● **Task description**: Return the records word for word. Any pictures in them are not part of the copy.

Data entries
======

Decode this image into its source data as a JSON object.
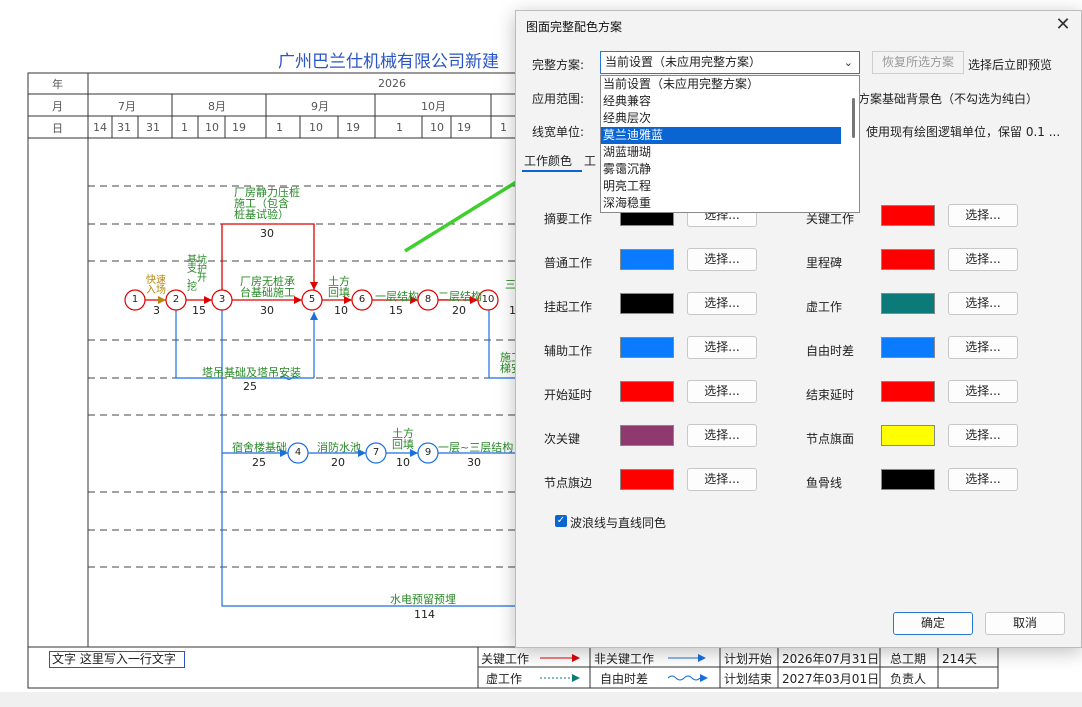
{
  "chart": {
    "title": "广州巴兰仕机械有限公司新建",
    "header": {
      "year_label": "年",
      "year": "2026",
      "month_label": "月",
      "months": [
        "7月",
        "8月",
        "9月",
        "10月"
      ],
      "day_label": "日",
      "days": [
        "14",
        "31",
        "31",
        "1",
        "10",
        "19",
        "1",
        "10",
        "19",
        "1",
        "10",
        "19",
        "1"
      ]
    },
    "nodes": [
      "1",
      "2",
      "3",
      "5",
      "6",
      "8",
      "10",
      "4",
      "7",
      "9"
    ],
    "tasks": {
      "quick_entry": "快速\n入场",
      "quick_entry_dur": "3",
      "pit": "基坑\n支护\n、开\n挖",
      "pit_dur": "15",
      "pile": "厂房静力压桩\n施工（包含\n桩基试验）",
      "pile_dur": "30",
      "found": "厂房无桩承\n台基础施工",
      "found_dur": "30",
      "earth": "土方\n回填",
      "earth_dur": "10",
      "floor1": "一层结构",
      "floor1_dur": "15",
      "floor2": "二层结构",
      "floor2_dur": "20",
      "crane": "塔吊基础及塔吊安装",
      "crane_dur": "25",
      "dorm": "宿舍楼基础",
      "dorm_dur": "25",
      "pool": "消防水池",
      "pool_dur": "20",
      "earth2": "土方\n回填",
      "earth2_dur": "10",
      "floors13": "一层~三层结构",
      "floors13_dur": "30",
      "water": "水电预留预埋",
      "water_dur": "114",
      "cut_a": "三",
      "cut_b": "施工\n梯安",
      "cut_dur": "1"
    },
    "text_box": "文字 这里写入一行文字",
    "legend": {
      "critical": "关键工作",
      "noncritical": "非关键工作",
      "plan_start": "计划开始",
      "plan_start_val": "2026年07月31日",
      "total_label": "总工期",
      "total_val": "214天",
      "virtual": "虚工作",
      "free_float": "自由时差",
      "plan_end": "计划结束",
      "plan_end_val": "2027年03月01日",
      "owner": "负责人"
    }
  },
  "dialog": {
    "title": "图面完整配色方案",
    "scheme_label": "完整方案:",
    "scheme_value": "当前设置（未应用完整方案）",
    "restore": "恢复所选方案",
    "preview_text": "选择后立即预览",
    "scope_label": "应用范围:",
    "scope_right": "方案基础背景色（不勾选为纯白）",
    "width_label": "线宽单位:",
    "width_right": "使用现有绘图逻辑单位，保留 0.1 ...",
    "dropdown": [
      "当前设置（未应用完整方案）",
      "经典兼容",
      "经典层次",
      "莫兰迪雅蓝",
      "湖蓝珊瑚",
      "雾霭沉静",
      "明亮工程",
      "深海稳重"
    ],
    "dropdown_selected_index": 3,
    "tabs": [
      "工作颜色",
      "工"
    ],
    "choose": "选择...",
    "colors_left": [
      {
        "label": "摘要工作",
        "color": "#000000"
      },
      {
        "label": "普通工作",
        "color": "#0a7bff"
      },
      {
        "label": "挂起工作",
        "color": "#000000"
      },
      {
        "label": "辅助工作",
        "color": "#0a7bff"
      },
      {
        "label": "开始延时",
        "color": "#ff0000"
      },
      {
        "label": "次关键",
        "color": "#8f3a6e"
      },
      {
        "label": "节点旗边",
        "color": "#ff0000"
      }
    ],
    "colors_right": [
      {
        "label": "关键工作",
        "color": "#ff0000"
      },
      {
        "label": "里程碑",
        "color": "#ff0000"
      },
      {
        "label": "虚工作",
        "color": "#0d7a7a"
      },
      {
        "label": "自由时差",
        "color": "#0a7bff"
      },
      {
        "label": "结束延时",
        "color": "#ff0000"
      },
      {
        "label": "节点旗面",
        "color": "#ffff00"
      },
      {
        "label": "鱼骨线",
        "color": "#000000"
      }
    ],
    "wave_checkbox": "波浪线与直线同色",
    "ok": "确定",
    "cancel": "取消"
  }
}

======

● **Solved exercise**:
Decode this image into its source data as a JSON object.
{
  "chart": {
    "title": "广州巴兰仕机械有限公司新建",
    "header": {
      "year_label": "年",
      "year": "2026",
      "month_label": "月",
      "months": [
        "7月",
        "8月",
        "9月",
        "10月"
      ],
      "day_label": "日",
      "days": [
        "14",
        "31",
        "31",
        "1",
        "10",
        "19",
        "1",
        "10",
        "19",
        "1",
        "10",
        "19",
        "1"
      ]
    },
    "nodes": [
      "1",
      "2",
      "3",
      "5",
      "6",
      "8",
      "10",
      "4",
      "7",
      "9"
    ],
    "tasks": {
      "quick_entry": "快速\n入场",
      "quick_entry_dur": "3",
      "pit": "基坑\n支护\n、开\n挖",
      "pit_dur": "15",
      "pile": "厂房静力压桩\n施工（包含\n桩基试验）",
      "pile_dur": "30",
      "found": "厂房无桩承\n台基础施工",
      "found_dur": "30",
      "earth": "土方\n回填",
      "earth_dur": "10",
      "floor1": "一层结构",
      "floor1_dur": "15",
      "floor2": "二层结构",
      "floor2_dur": "20",
      "crane": "塔吊基础及塔吊安装",
      "crane_dur": "25",
      "dorm": "宿舍楼基础",
      "dorm_dur": "25",
      "pool": "消防水池",
      "pool_dur": "20",
      "earth2": "土方\n回填",
      "earth2_dur": "10",
      "floors13": "一层~三层结构",
      "floors13_dur": "30",
      "water": "水电预留预埋",
      "water_dur": "114",
      "cut_a": "三",
      "cut_b": "施工\n梯安",
      "cut_dur": "1"
    },
    "text_box": "文字 这里写入一行文字",
    "legend": {
      "critical": "关键工作",
      "noncritical": "非关键工作",
      "plan_start": "计划开始",
      "plan_start_val": "2026年07月31日",
      "total_label": "总工期",
      "total_val": "214天",
      "virtual": "虚工作",
      "free_float": "自由时差",
      "plan_end": "计划结束",
      "plan_end_val": "2027年03月01日",
      "owner": "负责人"
    }
  },
  "dialog": {
    "title": "图面完整配色方案",
    "scheme_label": "完整方案:",
    "scheme_value": "当前设置（未应用完整方案）",
    "restore": "恢复所选方案",
    "preview_text": "选择后立即预览",
    "scope_label": "应用范围:",
    "scope_right": "方案基础背景色（不勾选为纯白）",
    "width_label": "线宽单位:",
    "width_right": "使用现有绘图逻辑单位，保留 0.1 ...",
    "dropdown": [
      "当前设置（未应用完整方案）",
      "经典兼容",
      "经典层次",
      "莫兰迪雅蓝",
      "湖蓝珊瑚",
      "雾霭沉静",
      "明亮工程",
      "深海稳重"
    ],
    "dropdown_selected_index": 3,
    "tabs": [
      "工作颜色",
      "工"
    ],
    "choose": "选择...",
    "colors_left": [
      {
        "label": "摘要工作",
        "color": "#000000"
      },
      {
        "label": "普通工作",
        "color": "#0a7bff"
      },
      {
        "label": "挂起工作",
        "color": "#000000"
      },
      {
        "label": "辅助工作",
        "color": "#0a7bff"
      },
      {
        "label": "开始延时",
        "color": "#ff0000"
      },
      {
        "label": "次关键",
        "color": "#8f3a6e"
      },
      {
        "label": "节点旗边",
        "color": "#ff0000"
      }
    ],
    "colors_right": [
      {
        "label": "关键工作",
        "color": "#ff0000"
      },
      {
        "label": "里程碑",
        "color": "#ff0000"
      },
      {
        "label": "虚工作",
        "color": "#0d7a7a"
      },
      {
        "label": "自由时差",
        "color": "#0a7bff"
      },
      {
        "label": "结束延时",
        "color": "#ff0000"
      },
      {
        "label": "节点旗面",
        "color": "#ffff00"
      },
      {
        "label": "鱼骨线",
        "color": "#000000"
      }
    ],
    "wave_checkbox": "波浪线与直线同色",
    "ok": "确定",
    "cancel": "取消"
  }
}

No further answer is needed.